Sidibe, also known for her roles on American Horror Story and Empire, made headlines last summer when she debuted a thinner figure. She recently revealed she had undergone laproscopic bariatric surgery after she was diagnosed with Type 2 diabetes. She details her weight and other personal struggles in her memoir This Is Just My Face: Try Not to Stare, which is set for release in May.

Gabourey Sidibe, Nylon, April 2017

Shxpir / Nylon

Gabourey Sidibe, Nylon, April 2017

Shxpir / Nylon

Gabourey Sidibe, Nylon, April 2017

Shxpir / Nylon

Sidibe told Nylon her father used to call her "Fatso" and beat her as a child. She said she was bullied in school and bullied people herself, "because it hurt." She talked about how she used to battle bulimia and suffer from panic attacks and depression.

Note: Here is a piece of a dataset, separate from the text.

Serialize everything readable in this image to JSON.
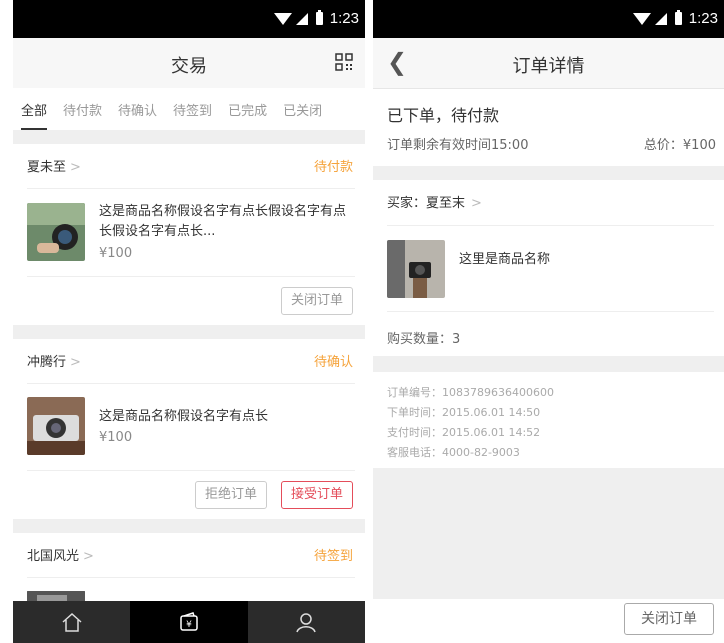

After her surgery, her appetite decreased because her stomach had shrunk and she lost weight.

"You don't get to talk about my body if you like it or not; it's my body," she told Nylon. "And yeah, I have been struggling with weight my entire life. I realize that as long as I have a body, it will be a struggle."

Nowadays, Sidibe eats healthier and exercises—she even uses an Apple Watch to calculate her steps and lap-swimming strokes, Nylon said.

Gabourey Sidibe, Nylon, April 2017

Shxpir / Nylon

Sidibe was not treated like most female Oscar nominees after she became famous. In her memoir, she recalls overhearing a speakerphone conversation between director Lee Daniels and a "prominent fashion magazine editor," who told him say she was too overweight and dark to be on the outlet's cover, Nylon said.

"It really devastated me," she said. "I guess I thought that going from literally nothing to the lead in the movie would show people that I wouldn't be just fat anymore, or at least that's not the first thing people would think of me, that I'm not too fat or too black or ghetto or nappy—that wouldn't be part of my narrative anymore, but it was."

Daniels told Nylon he and the editor were both on the larger side themselves, saying, "To call somebody fat and black when we couldn't be bigger or blacker— I think that when you are that, and you are saying that, it's said with utter love. There was not hate, diss, or shade. He was talking about putting her on the cover, and it was a mission for him to do that."